Other schools have similar requirements. At University of Kansas, for example, students must have at least a 3.5 grade point average and ACT score of 26. On the LSAT they must score at least a 157 out of a possible 180 points.

At Suffolk University, students starting the dual-degree track as freshmen need an almost perfect academic record. "We're looking at students that have an A average coming out of high school," says Camille Nelson, the school's dean.

2. Size: Few high school seniors will be certain about their professional careers and ready to pursue them, experts say. Many school leaders don't plan for these programs to be large.

"On average, we probably enroll one student every other year through our program," Douglas Ray, dean of the law school at St. Thomas University, said via email.

At University of Denver, Davis anticipates only a handful of students will enter its new program.

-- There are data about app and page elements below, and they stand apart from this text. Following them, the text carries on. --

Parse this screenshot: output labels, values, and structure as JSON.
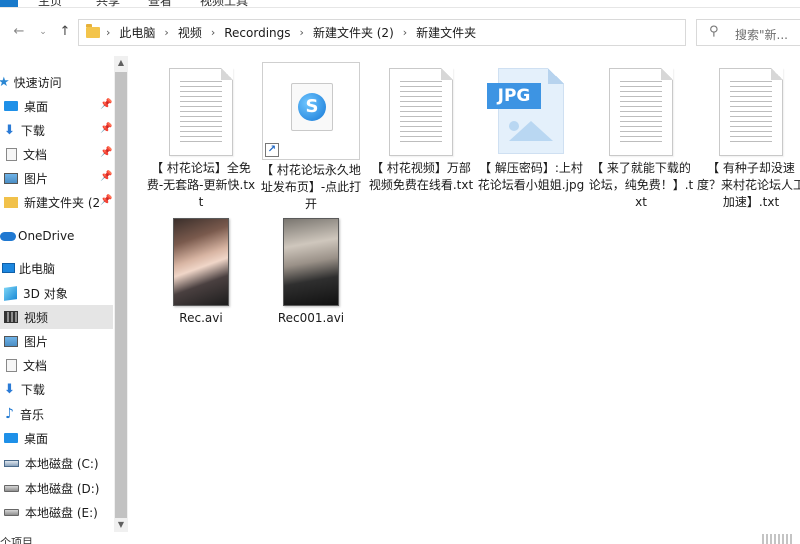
{
  "ribbon": {
    "tabs": [
      "主页",
      "共享",
      "查看",
      "视频工具"
    ]
  },
  "nav": {
    "crumbs": [
      "此电脑",
      "视频",
      "Recordings",
      "新建文件夹 (2)",
      "新建文件夹"
    ],
    "search_placeholder": "搜索\"新..."
  },
  "sidebar": {
    "quick_access": "快速访问",
    "items": [
      {
        "label": "桌面",
        "icon": "desktop-icon",
        "pinned": true
      },
      {
        "label": "下载",
        "icon": "download-icon",
        "pinned": true
      },
      {
        "label": "文档",
        "icon": "document-icon",
        "pinned": true
      },
      {
        "label": "图片",
        "icon": "picture-icon",
        "pinned": true
      },
      {
        "label": "新建文件夹 (2",
        "icon": "folder-icon",
        "pinned": true
      }
    ],
    "onedrive": "OneDrive",
    "this_pc": "此电脑",
    "pc_items": [
      {
        "label": "3D 对象",
        "icon": "3d-objects-icon"
      },
      {
        "label": "视频",
        "icon": "video-icon",
        "selected": true
      },
      {
        "label": "图片",
        "icon": "picture-icon"
      },
      {
        "label": "文档",
        "icon": "document-icon"
      },
      {
        "label": "下载",
        "icon": "download-icon"
      },
      {
        "label": "音乐",
        "icon": "music-icon"
      },
      {
        "label": "桌面",
        "icon": "desktop-icon"
      },
      {
        "label": "本地磁盘 (C:)",
        "icon": "system-drive-icon"
      },
      {
        "label": "本地磁盘 (D:)",
        "icon": "drive-icon"
      },
      {
        "label": "本地磁盘 (E:)",
        "icon": "drive-icon"
      }
    ]
  },
  "files": [
    {
      "name": "【 村花论坛】全免费-无套路-更新快.txt",
      "type": "txt"
    },
    {
      "name": "【 村花论坛永久地址发布页】-点此打开",
      "type": "url"
    },
    {
      "name": "【 村花视频】万部视频免费在线看.txt",
      "type": "txt"
    },
    {
      "name": "【 解压密码】:上村花论坛看小姐姐.jpg",
      "type": "jpg",
      "badge": "JPG"
    },
    {
      "name": "【 来了就能下载的论坛，纯免费！】.txt",
      "type": "txt"
    },
    {
      "name": "【 有种子却没速度？来村花论坛人工加速】.txt",
      "type": "txt"
    },
    {
      "name": "Rec.avi",
      "type": "avi"
    },
    {
      "name": "Rec001.avi",
      "type": "avi"
    }
  ],
  "status": {
    "text": "个项目"
  }
}
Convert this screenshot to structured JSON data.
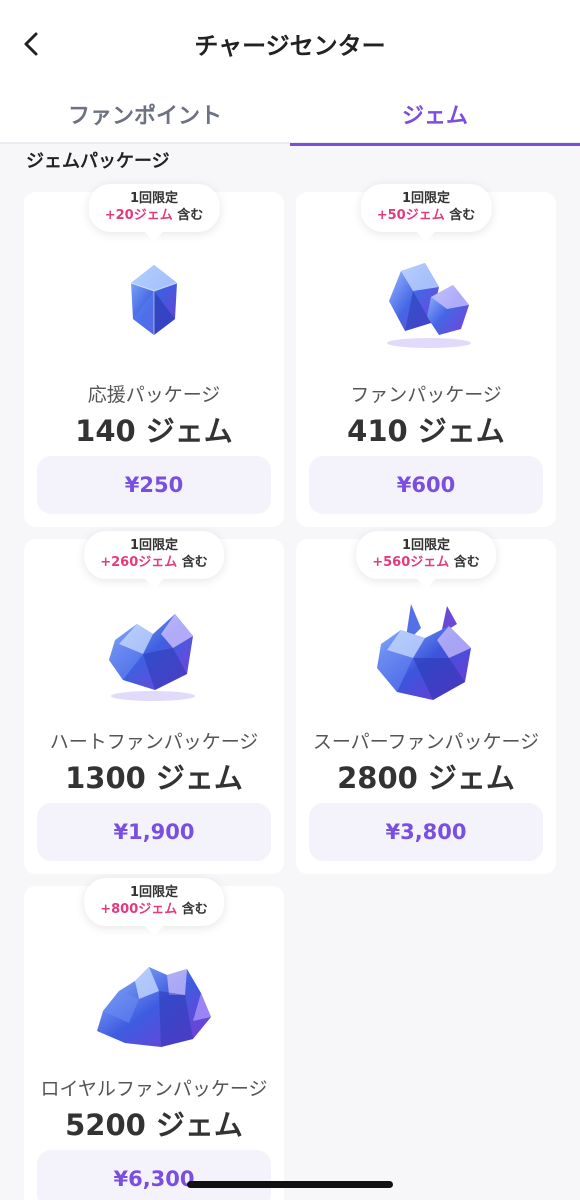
{
  "header": {
    "title": "チャージセンター",
    "back_icon": "chevron-left-icon"
  },
  "tabs": [
    {
      "label": "ファンポイント",
      "active": false
    },
    {
      "label": "ジェム",
      "active": true
    }
  ],
  "section": {
    "title": "ジェムパッケージ"
  },
  "packages": [
    {
      "limit": "1回限定",
      "bonus": "+20ジェム",
      "included": "含む",
      "name": "応援パッケージ",
      "amount": "140 ジェム",
      "price": "¥250",
      "icon": "gem-small-icon"
    },
    {
      "limit": "1回限定",
      "bonus": "+50ジェム",
      "included": "含む",
      "name": "ファンパッケージ",
      "amount": "410 ジェム",
      "price": "¥600",
      "icon": "gem-pair-icon"
    },
    {
      "limit": "1回限定",
      "bonus": "+260ジェム",
      "included": "含む",
      "name": "ハートファンパッケージ",
      "amount": "1300 ジェム",
      "price": "¥1,900",
      "icon": "gem-cluster-icon"
    },
    {
      "limit": "1回限定",
      "bonus": "+560ジェム",
      "included": "含む",
      "name": "スーパーファンパッケージ",
      "amount": "2800 ジェム",
      "price": "¥3,800",
      "icon": "gem-large-cluster-icon"
    },
    {
      "limit": "1回限定",
      "bonus": "+800ジェム",
      "included": "含む",
      "name": "ロイヤルファンパッケージ",
      "amount": "5200 ジェム",
      "price": "¥6,300",
      "icon": "gem-pile-icon"
    }
  ],
  "colors": {
    "accent": "#7a4fe0",
    "bonus": "#e43a7e",
    "background": "#f7f7fa"
  }
}
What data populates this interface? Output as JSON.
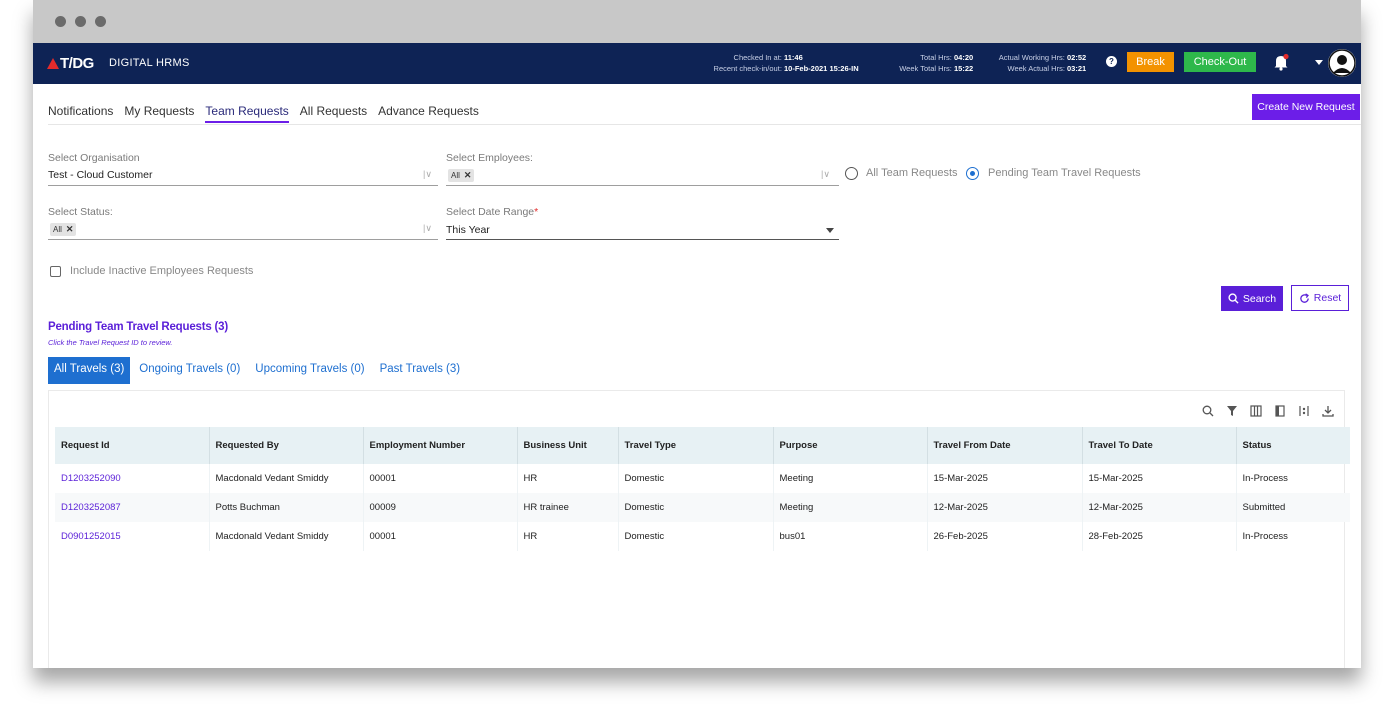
{
  "header": {
    "logo_text": "T/DG",
    "app_name": "DIGITAL HRMS",
    "checked_in_label": "Checked In at:",
    "checked_in_value": "11:46",
    "recent_label": "Recent check-in/out:",
    "recent_value": "10-Feb-2021 15:26-IN",
    "total_hrs_label": "Total Hrs:",
    "total_hrs_value": "04:20",
    "week_total_label": "Week Total Hrs:",
    "week_total_value": "15:22",
    "actual_label": "Actual Working Hrs:",
    "actual_value": "02:52",
    "week_actual_label": "Week Actual Hrs:",
    "week_actual_value": "03:21",
    "break_label": "Break",
    "checkout_label": "Check-Out",
    "help_glyph": "?"
  },
  "tabs": [
    "Notifications",
    "My Requests",
    "Team Requests",
    "All Requests",
    "Advance Requests"
  ],
  "create_button": "Create New Request",
  "filters": {
    "org_label": "Select Organisation",
    "org_value": "Test - Cloud Customer",
    "emp_label": "Select Employees:",
    "emp_chip": "All",
    "status_label": "Select Status:",
    "status_chip": "All",
    "date_label": "Select Date Range",
    "date_required": "*",
    "date_value": "This Year",
    "radio_all": "All Team Requests",
    "radio_pending": "Pending Team Travel Requests",
    "inactive_label": "Include Inactive Employees Requests"
  },
  "actions": {
    "search": "Search",
    "reset": "Reset"
  },
  "section": {
    "title": "Pending Team Travel Requests (3)",
    "note": "Click the Travel Request ID to review."
  },
  "travel_tabs": [
    "All Travels (3)",
    "Ongoing Travels (0)",
    "Upcoming Travels (0)",
    "Past Travels (3)"
  ],
  "table": {
    "columns": [
      "Request Id",
      "Requested By",
      "Employment Number",
      "Business Unit",
      "Travel Type",
      "Purpose",
      "Travel From Date",
      "Travel To Date",
      "Status"
    ],
    "rows": [
      [
        "D1203252090",
        "Macdonald Vedant Smiddy",
        "00001",
        "HR",
        "Domestic",
        "Meeting",
        "15-Mar-2025",
        "15-Mar-2025",
        "In-Process"
      ],
      [
        "D1203252087",
        "Potts Buchman",
        "00009",
        "HR trainee",
        "Domestic",
        "Meeting",
        "12-Mar-2025",
        "12-Mar-2025",
        "Submitted"
      ],
      [
        "D0901252015",
        "Macdonald Vedant Smiddy",
        "00001",
        "HR",
        "Domestic",
        "bus01",
        "26-Feb-2025",
        "28-Feb-2025",
        "In-Process"
      ]
    ]
  },
  "colors": {
    "nav": "#0e2355",
    "accent": "#6c1ee8",
    "link": "#1e6fd0",
    "break": "#f39200",
    "checkout": "#2eb84b"
  }
}
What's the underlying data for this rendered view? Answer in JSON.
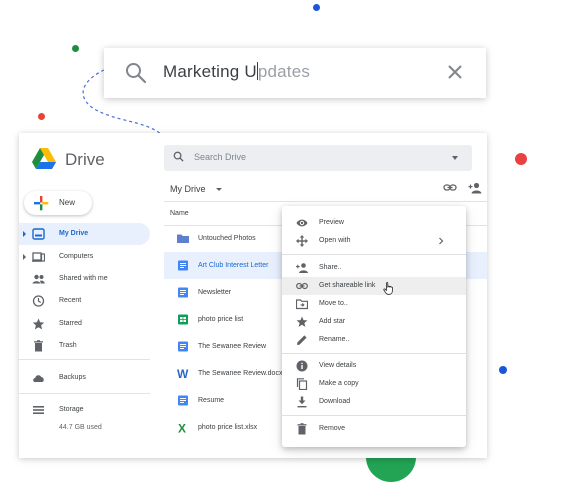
{
  "colors": {
    "accent_blue": "#1a73e8",
    "selected_bg": "#e8f0fe",
    "dot_blue": "#1a56db",
    "dot_green": "#1e8e3e",
    "dot_red": "#ea4335",
    "dot_bright_red": "#e94141",
    "half_circle_green": "#23a455"
  },
  "search_overlay": {
    "icon": "search-icon",
    "typed_text": "Marketing U",
    "suggestion_text": "pdates",
    "clear_icon": "close-icon"
  },
  "drive": {
    "app_title": "Drive",
    "search_placeholder": "Search Drive",
    "new_button_label": "New",
    "nav": [
      {
        "label": "My Drive",
        "icon": "my-drive-icon",
        "active": true
      },
      {
        "label": "Computers",
        "icon": "computers-icon"
      },
      {
        "label": "Shared with me",
        "icon": "people-icon"
      },
      {
        "label": "Recent",
        "icon": "clock-icon"
      },
      {
        "label": "Starred",
        "icon": "star-icon"
      },
      {
        "label": "Trash",
        "icon": "trash-icon"
      },
      {
        "label": "Backups",
        "icon": "cloud-icon"
      },
      {
        "label": "Storage",
        "icon": "storage-icon"
      }
    ],
    "storage_used": "44.7 GB used",
    "breadcrumb": "My Drive",
    "column_name": "Name",
    "files": [
      {
        "name": "Untouched Photos",
        "icon": "folder-icon"
      },
      {
        "name": "Art Club Interest Letter",
        "icon": "docs-icon",
        "selected": true
      },
      {
        "name": "Newsletter",
        "icon": "docs-icon"
      },
      {
        "name": "photo price list",
        "icon": "sheets-icon"
      },
      {
        "name": "The Sewanee Review",
        "icon": "docs-icon"
      },
      {
        "name": "The Sewanee Review.docx",
        "icon": "word-icon"
      },
      {
        "name": "Resume",
        "icon": "docs-icon"
      },
      {
        "name": "photo price list.xlsx",
        "icon": "excel-icon"
      }
    ]
  },
  "context_menu": {
    "items": [
      {
        "label": "Preview",
        "icon": "eye-icon"
      },
      {
        "label": "Open with",
        "icon": "open-with-icon",
        "submenu": true
      },
      {
        "label": "Share..",
        "icon": "person-add-icon"
      },
      {
        "label": "Get shareable link",
        "icon": "link-icon",
        "hover": true
      },
      {
        "label": "Move to..",
        "icon": "move-folder-icon"
      },
      {
        "label": "Add star",
        "icon": "star-icon"
      },
      {
        "label": "Rename..",
        "icon": "pencil-icon"
      },
      {
        "label": "View details",
        "icon": "info-icon"
      },
      {
        "label": "Make a copy",
        "icon": "copy-icon"
      },
      {
        "label": "Download",
        "icon": "download-icon"
      },
      {
        "label": "Remove",
        "icon": "trash-icon"
      }
    ]
  }
}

Christensen's program at University of Kansas has about 15 students. Seeing his program peers may not always come easy. During his freshman year, there are less coordinated meeting times for the group.

"It's only coincidence if we have classes with one another," he says.

3. Program structure: Some schools have a special curriculum for students forgoing the traditional four-year undergraduate experience to go to law school early; others permit students to have more choice in which classes they take leading up to law school.